"Social Citizenship in the Shadow of Competition explores how economic concepts and tools are reshaping regulatory law. Building on studies that link law - both institutionally and discursively - to the legitimation of economic neo-liberalism, the book charts lawmakers' attempts to justify social welfare regulation in the language imposed by economic theory. It presents new qualitative findings from an ambitious regulatory reform programme targeting over 1,700 pieces of legislation. Bronwen Morgan argues that the interplay between economic discourse and lawmaking does not destroy the possibility of social citizenship; however, the subsequent regulatory conversations frequently silence or weaken the claims of vulnerable groups. Thus, even when vulnerable groups secure instrumental success, economic conceptions of bureaucratic rationality impoverish their capacity to express certain kinds of intangible values and aspirations. To expand or retain social citizenship requires that we learn to conceive of what matters in political economy without relying on the logic of utility or other instrumental rationalities."--Provided by publisher.

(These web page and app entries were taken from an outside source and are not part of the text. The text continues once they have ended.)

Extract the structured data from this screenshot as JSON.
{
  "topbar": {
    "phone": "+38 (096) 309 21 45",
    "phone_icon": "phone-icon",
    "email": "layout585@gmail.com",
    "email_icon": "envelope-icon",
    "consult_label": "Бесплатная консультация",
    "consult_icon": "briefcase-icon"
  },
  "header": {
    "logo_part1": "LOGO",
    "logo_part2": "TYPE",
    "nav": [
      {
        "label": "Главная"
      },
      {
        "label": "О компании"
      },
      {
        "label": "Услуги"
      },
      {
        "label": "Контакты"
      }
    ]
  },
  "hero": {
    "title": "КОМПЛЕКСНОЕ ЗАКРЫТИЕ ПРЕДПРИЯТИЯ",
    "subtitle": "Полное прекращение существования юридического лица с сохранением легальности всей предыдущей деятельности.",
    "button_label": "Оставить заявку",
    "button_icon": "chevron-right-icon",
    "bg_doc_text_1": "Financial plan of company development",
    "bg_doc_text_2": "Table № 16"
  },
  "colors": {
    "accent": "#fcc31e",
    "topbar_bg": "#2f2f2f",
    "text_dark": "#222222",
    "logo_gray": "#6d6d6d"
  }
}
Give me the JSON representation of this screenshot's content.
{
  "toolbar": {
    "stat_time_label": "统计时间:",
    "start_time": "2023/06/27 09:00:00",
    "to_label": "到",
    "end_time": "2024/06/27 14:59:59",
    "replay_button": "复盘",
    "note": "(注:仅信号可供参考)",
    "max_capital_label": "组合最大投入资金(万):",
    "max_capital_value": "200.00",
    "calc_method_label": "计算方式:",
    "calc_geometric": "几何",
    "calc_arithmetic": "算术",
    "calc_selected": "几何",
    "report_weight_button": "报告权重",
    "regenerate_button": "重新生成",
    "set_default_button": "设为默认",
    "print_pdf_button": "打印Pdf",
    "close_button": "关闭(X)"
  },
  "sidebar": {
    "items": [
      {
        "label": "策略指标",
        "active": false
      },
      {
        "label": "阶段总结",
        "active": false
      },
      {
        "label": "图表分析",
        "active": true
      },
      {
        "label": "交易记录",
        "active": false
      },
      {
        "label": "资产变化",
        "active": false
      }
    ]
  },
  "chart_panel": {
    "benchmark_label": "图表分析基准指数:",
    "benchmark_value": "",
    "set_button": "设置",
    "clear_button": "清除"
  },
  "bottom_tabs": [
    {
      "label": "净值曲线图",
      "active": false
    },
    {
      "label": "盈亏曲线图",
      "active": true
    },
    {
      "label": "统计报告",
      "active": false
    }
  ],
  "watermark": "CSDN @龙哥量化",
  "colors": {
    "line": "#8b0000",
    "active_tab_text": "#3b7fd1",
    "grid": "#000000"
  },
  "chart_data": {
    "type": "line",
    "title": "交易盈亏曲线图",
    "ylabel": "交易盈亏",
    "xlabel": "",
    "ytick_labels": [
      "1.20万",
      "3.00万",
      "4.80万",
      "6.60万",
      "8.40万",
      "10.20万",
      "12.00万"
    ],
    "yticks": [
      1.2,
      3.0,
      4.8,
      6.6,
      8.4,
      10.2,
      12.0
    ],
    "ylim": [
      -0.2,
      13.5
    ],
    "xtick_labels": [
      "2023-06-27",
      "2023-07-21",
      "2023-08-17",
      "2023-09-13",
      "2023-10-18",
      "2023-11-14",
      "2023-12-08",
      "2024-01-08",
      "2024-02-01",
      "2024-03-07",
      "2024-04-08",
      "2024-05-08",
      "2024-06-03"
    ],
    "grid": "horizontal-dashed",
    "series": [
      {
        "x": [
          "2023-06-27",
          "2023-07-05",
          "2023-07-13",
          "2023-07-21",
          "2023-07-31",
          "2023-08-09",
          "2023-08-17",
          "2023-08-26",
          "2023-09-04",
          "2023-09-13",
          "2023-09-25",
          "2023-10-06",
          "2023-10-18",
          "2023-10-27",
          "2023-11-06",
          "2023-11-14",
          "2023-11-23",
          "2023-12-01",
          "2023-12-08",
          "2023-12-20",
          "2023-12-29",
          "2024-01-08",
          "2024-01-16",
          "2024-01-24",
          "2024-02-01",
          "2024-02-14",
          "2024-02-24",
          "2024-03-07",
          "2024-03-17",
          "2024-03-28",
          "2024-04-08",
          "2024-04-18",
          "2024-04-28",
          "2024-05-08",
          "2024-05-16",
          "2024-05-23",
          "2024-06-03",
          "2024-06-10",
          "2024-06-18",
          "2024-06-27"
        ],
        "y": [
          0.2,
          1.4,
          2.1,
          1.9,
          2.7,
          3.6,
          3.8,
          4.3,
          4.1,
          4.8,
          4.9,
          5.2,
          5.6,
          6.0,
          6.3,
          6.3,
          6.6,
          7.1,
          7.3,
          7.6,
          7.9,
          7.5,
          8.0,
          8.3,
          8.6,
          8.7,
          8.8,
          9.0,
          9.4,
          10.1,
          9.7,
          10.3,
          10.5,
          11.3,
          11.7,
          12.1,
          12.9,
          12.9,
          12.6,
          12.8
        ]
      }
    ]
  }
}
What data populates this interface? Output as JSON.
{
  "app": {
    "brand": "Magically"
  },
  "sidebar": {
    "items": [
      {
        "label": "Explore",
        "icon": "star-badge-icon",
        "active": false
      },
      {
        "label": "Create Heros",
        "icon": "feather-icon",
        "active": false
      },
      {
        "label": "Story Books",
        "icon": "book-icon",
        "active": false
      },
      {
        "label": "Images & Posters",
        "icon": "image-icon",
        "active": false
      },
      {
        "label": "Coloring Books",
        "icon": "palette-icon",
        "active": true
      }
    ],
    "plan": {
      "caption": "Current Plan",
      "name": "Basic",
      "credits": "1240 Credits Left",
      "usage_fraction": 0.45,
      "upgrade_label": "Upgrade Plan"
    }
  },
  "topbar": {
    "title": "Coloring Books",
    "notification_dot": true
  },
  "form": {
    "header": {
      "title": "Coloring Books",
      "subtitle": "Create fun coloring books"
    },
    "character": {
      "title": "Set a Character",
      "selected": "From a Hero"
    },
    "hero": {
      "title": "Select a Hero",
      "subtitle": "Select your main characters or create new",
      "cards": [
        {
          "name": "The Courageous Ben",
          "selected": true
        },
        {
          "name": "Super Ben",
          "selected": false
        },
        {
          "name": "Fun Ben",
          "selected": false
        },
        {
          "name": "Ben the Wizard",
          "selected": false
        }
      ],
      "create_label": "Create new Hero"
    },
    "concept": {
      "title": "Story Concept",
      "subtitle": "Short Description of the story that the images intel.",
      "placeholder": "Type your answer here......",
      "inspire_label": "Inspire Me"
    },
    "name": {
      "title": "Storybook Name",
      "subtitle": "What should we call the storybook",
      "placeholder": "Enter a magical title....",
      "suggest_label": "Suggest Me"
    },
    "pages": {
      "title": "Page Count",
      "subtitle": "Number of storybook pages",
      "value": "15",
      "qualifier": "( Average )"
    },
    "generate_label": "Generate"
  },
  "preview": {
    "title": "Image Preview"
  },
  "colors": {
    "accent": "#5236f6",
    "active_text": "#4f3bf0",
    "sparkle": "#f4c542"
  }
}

Formatted Contents Note
chapter Introduction chapter 1 Economic Adjudication and the Rule of Law chapter 2 Public Law and Political Economy in the Australian Administrative State chapter 3 The Contested Terrain of Regulatory Conversation chapter 4 Agenda-setting and Bureaucratic Politics chapter 5 Implementation in Competition's Shadow chapter 6 Technocratic Citizenship chapter 1 Competition Principles Agreement chapter 2 Conduct Code Agreement chapter 3 Agreement to Implement the National Competition Policy and Related Reforms.